Friday, July 20, 2018

Friday Morning Links

Assorted content to end your week.

- Brett Scott pulls back the curtain on the cashless society, and notes that it (like so many "financial innovations") is largely the result of banks seeking profits with no interest in how they harm people who don't have money to burn:
Financial institutions, likewise, are trying to nudge us towards a cashless society and digital banking. The true motive is corporate profit. Payments companies such as Visa and Mastercard want to increase the volume of digital payments services they sell, while banks want to cut costs. The nudge requires two parts. First, they must increase the inconvenience of cash, ATMs and branches. Second, they must vigorously promote the alternative. They seek to make people “learn” that they want digital, and then “choose” it.
Digital systems may be “convenient”, but they often come with central points of failure. Cash, on the other hand, does not crash. It does not rely on external data centres, and is not subject to remote control or remote monitoring. The cash system allows for an unmonitored “off the grid” space. This is also the reason why financial institutions and financial technology companies want to get rid of it. Cash transactions are outside the net that such institutions cast to harvest fees and data.

A cashless society brings dangers. People without bank accounts will find themselves further marginalised, disenfranchised from the cash infrastructure that previously supported them. There are also poorly understood psychological implications about cash encouraging self-control while paying by card or a mobile phone can encourage spending. And a cashless society has major surveillance implications.
The UK government has chosen to champion the digital financial services industry. This is irresponsible and disingenuous. We need to stop accepting stories about the cashless society and hyper-digital banking being “natural progress”. We must recognise every cash machine that is shut down as another step in financial institutions’ campaign to nudge you into their digital enclosures.
- Reade Pickert and Alan Bjerga note that any economic recovery in the U.S. has largely left behind the working poor, leaving tens of millions of people reliant on the food stamps which the Trump administration wants to take away.

- Nicole Mortillaro explores the record-breaking temperatures which are endangering lives around the globe. But Peter McCartney writes that instead of treating climate change as the threat that it is, Canadian governments are still subsidizing the industry which relies on making matters worse - including through ongoing giveaways to liquid natural gas operators in British Columbia.

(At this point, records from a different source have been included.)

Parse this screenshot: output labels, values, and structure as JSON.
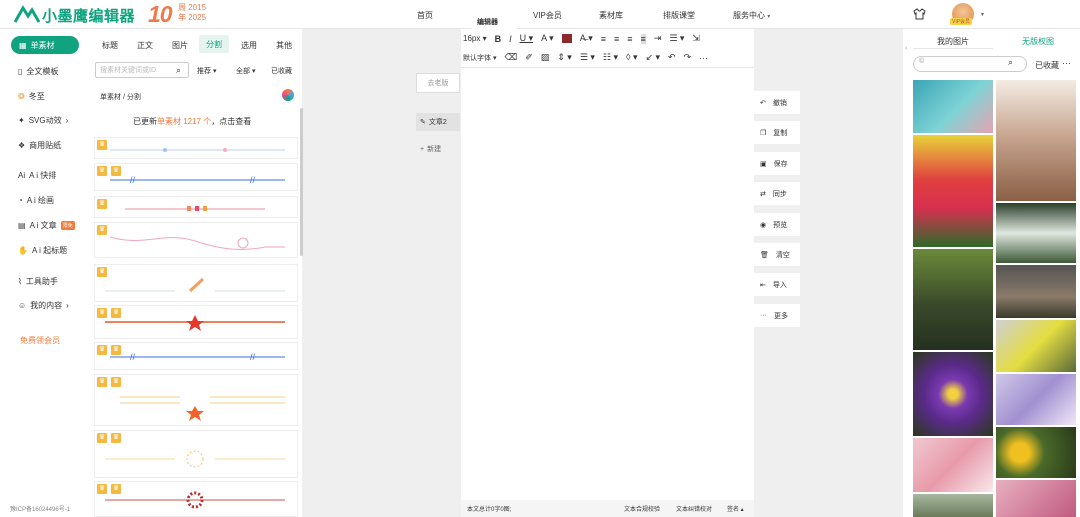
{
  "header": {
    "logo_text": "小墨鹰编辑器",
    "anniv_num": "10",
    "anniv_line1": "周 2015",
    "anniv_line2": "年 2025",
    "nav": [
      "首页",
      "编辑器",
      "VIP会员",
      "素材库",
      "排版课堂",
      "服务中心"
    ],
    "vip_badge": "VIP会员"
  },
  "sidebar": {
    "active": "单素材",
    "items": [
      "全文模板",
      "冬至",
      "SVG动效",
      "商用贴纸",
      "A i 快排",
      "A i 绘画",
      "A i 文章",
      "A i 起标题",
      "工具助手",
      "我的内容"
    ],
    "new_badge": "限免",
    "free_vip": "免费领会员",
    "icp": "豫ICP备16024496号-1"
  },
  "materials": {
    "tabs": [
      "标题",
      "正文",
      "图片",
      "分割",
      "选用",
      "其他"
    ],
    "active_tab": "分割",
    "search_placeholder": "搜素材关键词或ID",
    "filter1": "推荐",
    "filter2": "全部",
    "favorites": "已收藏",
    "breadcrumb": "单素材 / 分割",
    "updated_pre": "已更新",
    "updated_hl": "单素材 1217 个",
    "updated_post": "，点击查看"
  },
  "middle": {
    "old_version": "去老版",
    "article": "文章2",
    "new": "新建"
  },
  "toolbar": {
    "font_size": "16px",
    "font": "默认字体"
  },
  "editor_status": {
    "count": "本文总计0字0图;",
    "check1": "文本合规校验",
    "check2": "文本纠错校对",
    "sign": "签名"
  },
  "actions": [
    "撤销",
    "复制",
    "保存",
    "同步",
    "预览",
    "清空",
    "导入",
    "更多"
  ],
  "right": {
    "tab1": "我的图片",
    "tab2": "无版权图",
    "favorites": "已收藏"
  },
  "colors": {
    "brand": "#0fa37f",
    "accent": "#f5793b"
  }
}
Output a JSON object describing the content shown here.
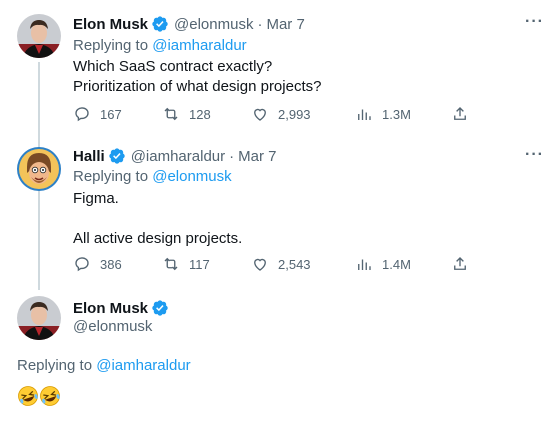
{
  "tweets": [
    {
      "name": "Elon Musk",
      "handle": "@elonmusk",
      "sep": "·",
      "date": "Mar 7",
      "replying_prefix": "Replying to",
      "replying_to": "@iamharaldur",
      "lines": [
        "Which SaaS contract exactly?",
        "Prioritization of what design projects?"
      ],
      "stats": {
        "replies": "167",
        "retweets": "128",
        "likes": "2,993",
        "views": "1.3M"
      }
    },
    {
      "name": "Halli",
      "handle": "@iamharaldur",
      "sep": "·",
      "date": "Mar 7",
      "replying_prefix": "Replying to",
      "replying_to": "@elonmusk",
      "lines": [
        "Figma.",
        "All active design projects."
      ],
      "stats": {
        "replies": "386",
        "retweets": "117",
        "likes": "2,543",
        "views": "1.4M"
      }
    },
    {
      "name": "Elon Musk",
      "handle": "@elonmusk",
      "replying_prefix": "Replying to",
      "replying_to": "@iamharaldur",
      "text": "🤣🤣"
    }
  ],
  "ui": {
    "more_label": "···"
  },
  "colors": {
    "accent": "#1d9bf0",
    "muted": "#536471",
    "thread_line": "#cfd9de"
  }
}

- Finally, Drew Brown calls out the Libs for reinforcing the Cons' attempt to negate the humanity of large classes of immigrants. And Shanifa Nasser reports on the hate-based beating of Mohammed Abu Marzouk as the price of validating the political choice to demonize minority groups.

No comments:

Post a Comment